● Problem statement
Write out the full listing exactly as it appears below.

==================================================

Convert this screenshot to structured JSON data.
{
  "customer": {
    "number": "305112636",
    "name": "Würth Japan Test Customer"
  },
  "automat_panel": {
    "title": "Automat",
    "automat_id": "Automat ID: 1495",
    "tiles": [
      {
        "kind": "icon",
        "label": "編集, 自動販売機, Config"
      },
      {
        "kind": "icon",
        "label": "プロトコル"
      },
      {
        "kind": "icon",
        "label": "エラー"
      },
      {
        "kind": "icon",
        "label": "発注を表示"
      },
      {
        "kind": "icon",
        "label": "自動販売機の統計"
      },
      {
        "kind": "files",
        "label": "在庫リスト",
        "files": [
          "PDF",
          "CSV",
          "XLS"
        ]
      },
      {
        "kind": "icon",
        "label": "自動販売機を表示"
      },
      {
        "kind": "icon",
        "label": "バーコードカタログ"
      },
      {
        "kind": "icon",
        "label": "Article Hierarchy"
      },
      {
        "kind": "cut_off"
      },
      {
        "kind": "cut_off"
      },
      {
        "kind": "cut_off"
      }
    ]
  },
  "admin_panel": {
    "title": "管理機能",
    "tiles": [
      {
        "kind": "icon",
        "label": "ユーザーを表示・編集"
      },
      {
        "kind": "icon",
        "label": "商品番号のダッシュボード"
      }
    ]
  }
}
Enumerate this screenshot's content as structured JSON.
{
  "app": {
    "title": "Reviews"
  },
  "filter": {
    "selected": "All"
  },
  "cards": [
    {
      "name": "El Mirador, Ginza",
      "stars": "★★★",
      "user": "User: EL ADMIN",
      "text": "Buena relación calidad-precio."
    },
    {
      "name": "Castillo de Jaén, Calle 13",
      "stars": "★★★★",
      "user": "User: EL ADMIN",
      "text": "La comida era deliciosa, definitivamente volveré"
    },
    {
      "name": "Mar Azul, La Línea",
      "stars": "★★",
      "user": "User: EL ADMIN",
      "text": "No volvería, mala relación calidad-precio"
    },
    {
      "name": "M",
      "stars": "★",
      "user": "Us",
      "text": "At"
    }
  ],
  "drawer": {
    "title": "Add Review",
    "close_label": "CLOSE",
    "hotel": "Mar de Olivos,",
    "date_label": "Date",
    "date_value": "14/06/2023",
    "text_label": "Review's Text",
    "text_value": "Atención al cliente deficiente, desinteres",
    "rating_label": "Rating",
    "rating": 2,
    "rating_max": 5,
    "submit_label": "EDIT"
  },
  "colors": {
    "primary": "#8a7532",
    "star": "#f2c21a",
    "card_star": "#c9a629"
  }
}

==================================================

● Result of the task
Convert this screenshot to structured JSON data.
{
  "customer": {
    "number": "305112636",
    "name": "Würth Japan Test Customer"
  },
  "automat_panel": {
    "title": "Automat",
    "automat_id": "Automat ID: 1495",
    "tiles": [
      {
        "kind": "icon",
        "label": "編集, 自動販売機, Config"
      },
      {
        "kind": "icon",
        "label": "プロトコル"
      },
      {
        "kind": "icon",
        "label": "エラー"
      },
      {
        "kind": "icon",
        "label": "発注を表示"
      },
      {
        "kind": "icon",
        "label": "自動販売機の統計"
      },
      {
        "kind": "files",
        "label": "在庫リスト",
        "files": [
          "PDF",
          "CSV",
          "XLS"
        ]
      },
      {
        "kind": "icon",
        "label": "自動販売機を表示"
      },
      {
        "kind": "icon",
        "label": "バーコードカタログ"
      },
      {
        "kind": "icon",
        "label": "Article Hierarchy"
      },
      {
        "kind": "cut_off"
      },
      {
        "kind": "cut_off"
      },
      {
        "kind": "cut_off"
      }
    ]
  },
  "admin_panel": {
    "title": "管理機能",
    "tiles": [
      {
        "kind": "icon",
        "label": "ユーザーを表示・編集"
      },
      {
        "kind": "icon",
        "label": "商品番号のダッシュボード"
      }
    ]
  }
}
Enumerate this screenshot's content as structured JSON.
{
  "app": {
    "title": "Reviews"
  },
  "filter": {
    "selected": "All"
  },
  "cards": [
    {
      "name": "El Mirador, Ginza",
      "stars": "★★★",
      "user": "User: EL ADMIN",
      "text": "Buena relación calidad-precio."
    },
    {
      "name": "Castillo de Jaén, Calle 13",
      "stars": "★★★★",
      "user": "User: EL ADMIN",
      "text": "La comida era deliciosa, definitivamente volveré"
    },
    {
      "name": "Mar Azul, La Línea",
      "stars": "★★",
      "user": "User: EL ADMIN",
      "text": "No volvería, mala relación calidad-precio"
    },
    {
      "name": "M",
      "stars": "★",
      "user": "Us",
      "text": "At"
    }
  ],
  "drawer": {
    "title": "Add Review",
    "close_label": "CLOSE",
    "hotel": "Mar de Olivos,",
    "date_label": "Date",
    "date_value": "14/06/2023",
    "text_label": "Review's Text",
    "text_value": "Atención al cliente deficiente, desinteres",
    "rating_label": "Rating",
    "rating": 2,
    "rating_max": 5,
    "submit_label": "EDIT"
  },
  "colors": {
    "primary": "#8a7532",
    "star": "#f2c21a",
    "card_star": "#c9a629"
  }
}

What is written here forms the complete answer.